##### DATA TO USE #####
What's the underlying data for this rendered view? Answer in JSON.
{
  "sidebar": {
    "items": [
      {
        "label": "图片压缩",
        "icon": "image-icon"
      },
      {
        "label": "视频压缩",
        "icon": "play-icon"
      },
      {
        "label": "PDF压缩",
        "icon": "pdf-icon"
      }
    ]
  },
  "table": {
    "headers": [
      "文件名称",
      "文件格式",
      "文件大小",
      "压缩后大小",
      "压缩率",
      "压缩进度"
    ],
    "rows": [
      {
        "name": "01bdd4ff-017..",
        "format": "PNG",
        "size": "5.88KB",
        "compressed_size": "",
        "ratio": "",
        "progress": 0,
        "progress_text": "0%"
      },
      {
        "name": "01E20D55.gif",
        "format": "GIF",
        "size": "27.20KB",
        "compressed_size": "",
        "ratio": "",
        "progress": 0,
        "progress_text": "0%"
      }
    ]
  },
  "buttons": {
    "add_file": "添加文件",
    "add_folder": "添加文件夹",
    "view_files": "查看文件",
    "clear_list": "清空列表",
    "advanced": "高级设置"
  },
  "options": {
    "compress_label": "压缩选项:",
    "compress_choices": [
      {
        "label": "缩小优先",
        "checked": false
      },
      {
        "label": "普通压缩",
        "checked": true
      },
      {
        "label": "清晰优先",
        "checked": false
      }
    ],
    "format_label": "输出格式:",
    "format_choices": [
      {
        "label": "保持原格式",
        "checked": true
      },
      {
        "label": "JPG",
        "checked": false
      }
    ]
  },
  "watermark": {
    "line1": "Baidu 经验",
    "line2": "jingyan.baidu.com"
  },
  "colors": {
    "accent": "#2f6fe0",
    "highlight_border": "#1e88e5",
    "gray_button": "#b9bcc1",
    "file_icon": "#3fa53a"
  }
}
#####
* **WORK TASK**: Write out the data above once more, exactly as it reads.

* **ANSWER TO THIS EXERCISE**:
What's the underlying data for this rendered view? Answer in JSON.
{
  "sidebar": {
    "items": [
      {
        "label": "图片压缩",
        "icon": "image-icon"
      },
      {
        "label": "视频压缩",
        "icon": "play-icon"
      },
      {
        "label": "PDF压缩",
        "icon": "pdf-icon"
      }
    ]
  },
  "table": {
    "headers": [
      "文件名称",
      "文件格式",
      "文件大小",
      "压缩后大小",
      "压缩率",
      "压缩进度"
    ],
    "rows": [
      {
        "name": "01bdd4ff-017..",
        "format": "PNG",
        "size": "5.88KB",
        "compressed_size": "",
        "ratio": "",
        "progress": 0,
        "progress_text": "0%"
      },
      {
        "name": "01E20D55.gif",
        "format": "GIF",
        "size": "27.20KB",
        "compressed_size": "",
        "ratio": "",
        "progress": 0,
        "progress_text": "0%"
      }
    ]
  },
  "buttons": {
    "add_file": "添加文件",
    "add_folder": "添加文件夹",
    "view_files": "查看文件",
    "clear_list": "清空列表",
    "advanced": "高级设置"
  },
  "options": {
    "compress_label": "压缩选项:",
    "compress_choices": [
      {
        "label": "缩小优先",
        "checked": false
      },
      {
        "label": "普通压缩",
        "checked": true
      },
      {
        "label": "清晰优先",
        "checked": false
      }
    ],
    "format_label": "输出格式:",
    "format_choices": [
      {
        "label": "保持原格式",
        "checked": true
      },
      {
        "label": "JPG",
        "checked": false
      }
    ]
  },
  "watermark": {
    "line1": "Baidu 经验",
    "line2": "jingyan.baidu.com"
  },
  "colors": {
    "accent": "#2f6fe0",
    "highlight_border": "#1e88e5",
    "gray_button": "#b9bcc1",
    "file_icon": "#3fa53a"
  }
}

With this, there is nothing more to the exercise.